[Dataset rows describing interfaces]
==============================
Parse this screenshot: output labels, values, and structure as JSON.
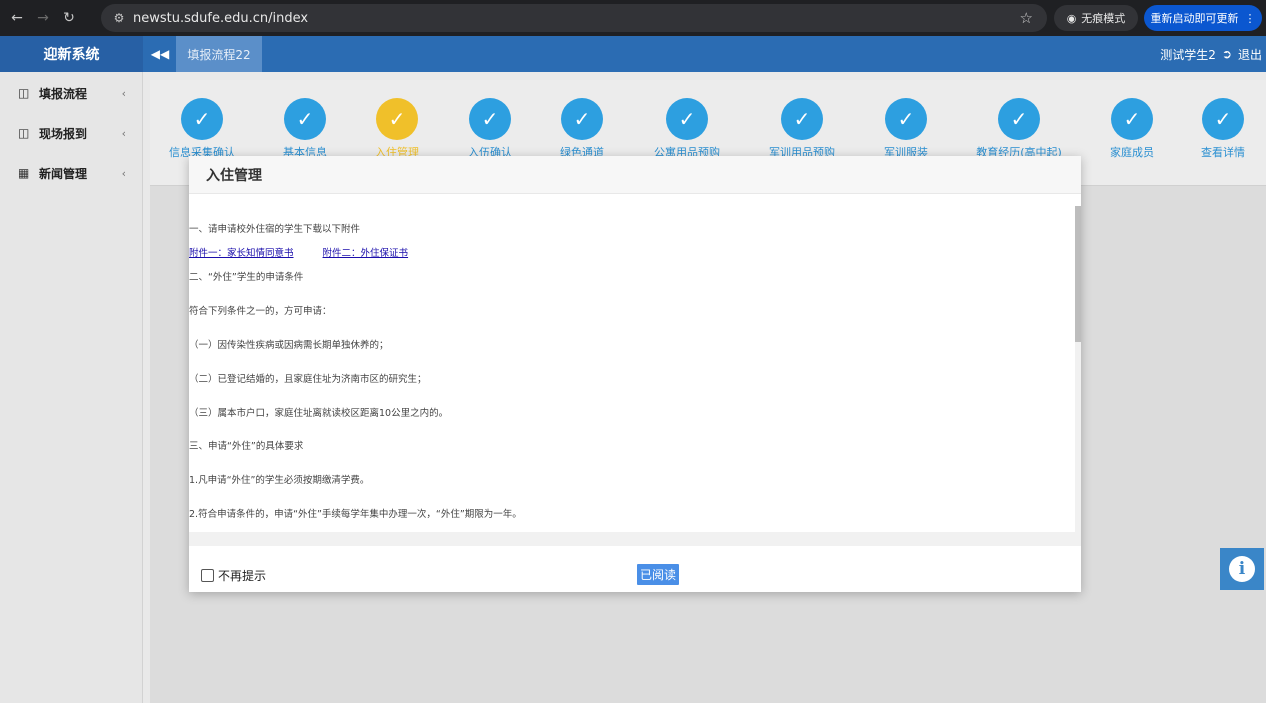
{
  "browser": {
    "url": "newstu.sdufe.edu.cn/index",
    "incognito_label": "无痕模式",
    "update_label": "重新启动即可更新"
  },
  "header": {
    "brand": "迎新系统",
    "tab": "填报流程22",
    "user": "测试学生2",
    "logout": "退出"
  },
  "sidebar": {
    "items": [
      {
        "label": "填报流程"
      },
      {
        "label": "现场报到"
      },
      {
        "label": "新闻管理"
      }
    ]
  },
  "steps": [
    {
      "label": "信息采集确认",
      "state": "done"
    },
    {
      "label": "基本信息",
      "state": "done"
    },
    {
      "label": "入住管理",
      "state": "active"
    },
    {
      "label": "入伍确认",
      "state": "done"
    },
    {
      "label": "绿色通道",
      "state": "done"
    },
    {
      "label": "公寓用品预购",
      "state": "done"
    },
    {
      "label": "军训用品预购",
      "state": "done"
    },
    {
      "label": "军训服装",
      "state": "done"
    },
    {
      "label": "教育经历(高中起)",
      "state": "done"
    },
    {
      "label": "家庭成员",
      "state": "done"
    },
    {
      "label": "查看详情",
      "state": "done"
    }
  ],
  "modal": {
    "title": "入住管理",
    "lines": {
      "l1": "一、请申请校外住宿的学生下载以下附件",
      "link1": "附件一：家长知情同意书",
      "link2": "附件二：外住保证书",
      "l2": "二、“外住”学生的申请条件",
      "l3": "符合下列条件之一的，方可申请：",
      "l4": "（一）因传染性疾病或因病需长期单独休养的；",
      "l5": "（二）已登记结婚的，且家庭住址为济南市区的研究生；",
      "l6": "（三）属本市户口，家庭住址离就读校区距离10公里之内的。",
      "l7": "三、申请“外住”的具体要求",
      "l8": "1.凡申请“外住”的学生必须按期缴清学费。",
      "l9": "2.符合申请条件的，申请“外住”手续每学年集中办理一次，“外住”期限为一年。"
    },
    "checkbox_label": "不再提示",
    "confirm_label": "已阅读"
  },
  "colors": {
    "appbar": "#2b6cb3",
    "step_done": "#2d9fe0",
    "step_active": "#f0c02a"
  }
}
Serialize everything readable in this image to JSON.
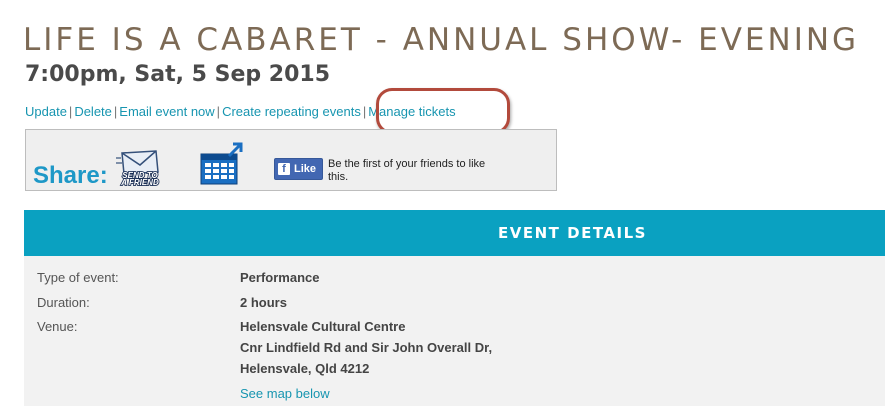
{
  "event": {
    "title": "LIFE IS A CABARET - ANNUAL SHOW- EVENING",
    "datetime": "7:00pm, Sat, 5 Sep 2015"
  },
  "actions": {
    "update": "Update",
    "delete": "Delete",
    "email": "Email event now",
    "repeating": "Create repeating events",
    "manage": "Manage tickets",
    "separator": "|"
  },
  "share": {
    "label": "Share:",
    "send_friend_icon": "send-to-a-friend-envelope",
    "calendar_icon": "add-to-calendar",
    "send_friend_text_1": "SEND TO",
    "send_friend_text_2": "A FRIEND",
    "fb_like_label": "Like",
    "fb_logo": "f",
    "fb_text": "Be the first of your friends to like this."
  },
  "details": {
    "header": "EVENT DETAILS",
    "type_label": "Type of event:",
    "type_value": "Performance",
    "duration_label": "Duration:",
    "duration_value": "2 hours",
    "venue_label": "Venue:",
    "venue_name": "Helensvale Cultural Centre",
    "venue_address_1": "Cnr Lindfield Rd and Sir John Overall Dr,",
    "venue_address_2": "Helensvale, Qld 4212",
    "map_link": "See map below"
  },
  "colors": {
    "accent": "#0aa1c1",
    "link": "#1795b0",
    "title": "#7d6a55",
    "highlight": "#b24a3c"
  }
}
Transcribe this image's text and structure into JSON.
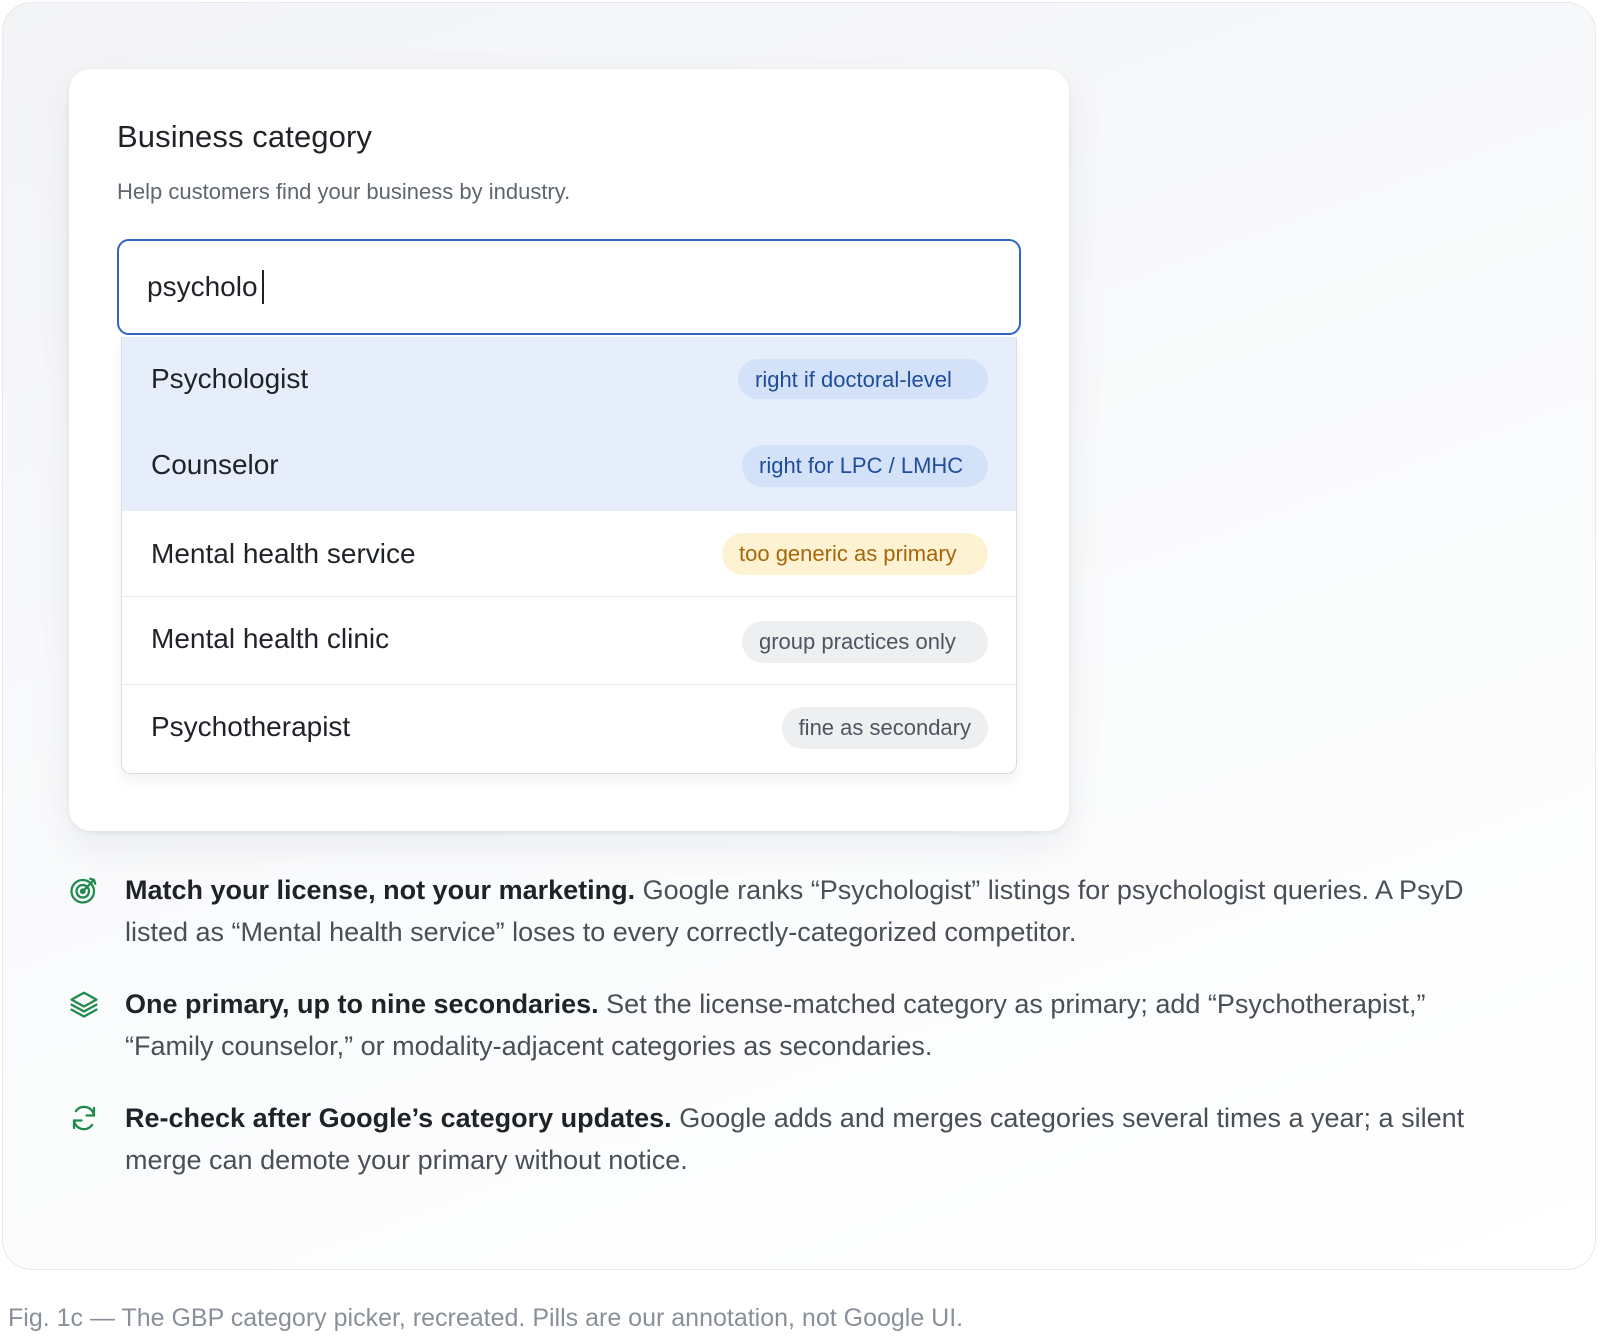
{
  "card": {
    "title": "Business category",
    "subtitle": "Help customers find your business by industry."
  },
  "search": {
    "value": "psycholo"
  },
  "options": [
    {
      "label": "Psychologist",
      "pill": "right if doctoral-level",
      "pill_style": "blue",
      "highlighted": true
    },
    {
      "label": "Counselor",
      "pill": "right for LPC / LMHC",
      "pill_style": "blue",
      "highlighted": true
    },
    {
      "label": "Mental health service",
      "pill": "too generic as primary",
      "pill_style": "yellow",
      "highlighted": false
    },
    {
      "label": "Mental health clinic",
      "pill": "group practices only",
      "pill_style": "gray",
      "highlighted": false
    },
    {
      "label": "Psychotherapist",
      "pill": "fine as secondary",
      "pill_style": "gray",
      "highlighted": false
    }
  ],
  "notes": [
    {
      "icon": "target-icon",
      "title": "Match your license, not your marketing.",
      "body": "Google ranks “Psychologist” listings for psychologist queries. A PsyD listed as “Mental health service” loses to every correctly-categorized competitor."
    },
    {
      "icon": "layers-icon",
      "title": "One primary, up to nine secondaries.",
      "body": "Set the license-matched category as primary; add “Psychotherapist,” “Family counselor,” or modality-adjacent categories as secondaries."
    },
    {
      "icon": "refresh-icon",
      "title": "Re-check after Google’s category updates.",
      "body": "Google adds and merges categories several times a year; a silent merge can demote your primary without notice."
    }
  ],
  "caption": "Fig. 1c — The GBP category picker, recreated. Pills are our annotation, not Google UI.",
  "colors": {
    "accent_blue": "#2f66c4",
    "highlight_bg": "#e6eefb",
    "icon_green": "#1f8a4c",
    "pill_blue_bg": "#d3e2f9",
    "pill_yellow_bg": "#fdf3d2",
    "pill_gray_bg": "#eeeff1"
  }
}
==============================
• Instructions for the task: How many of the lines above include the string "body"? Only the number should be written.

• Response: 3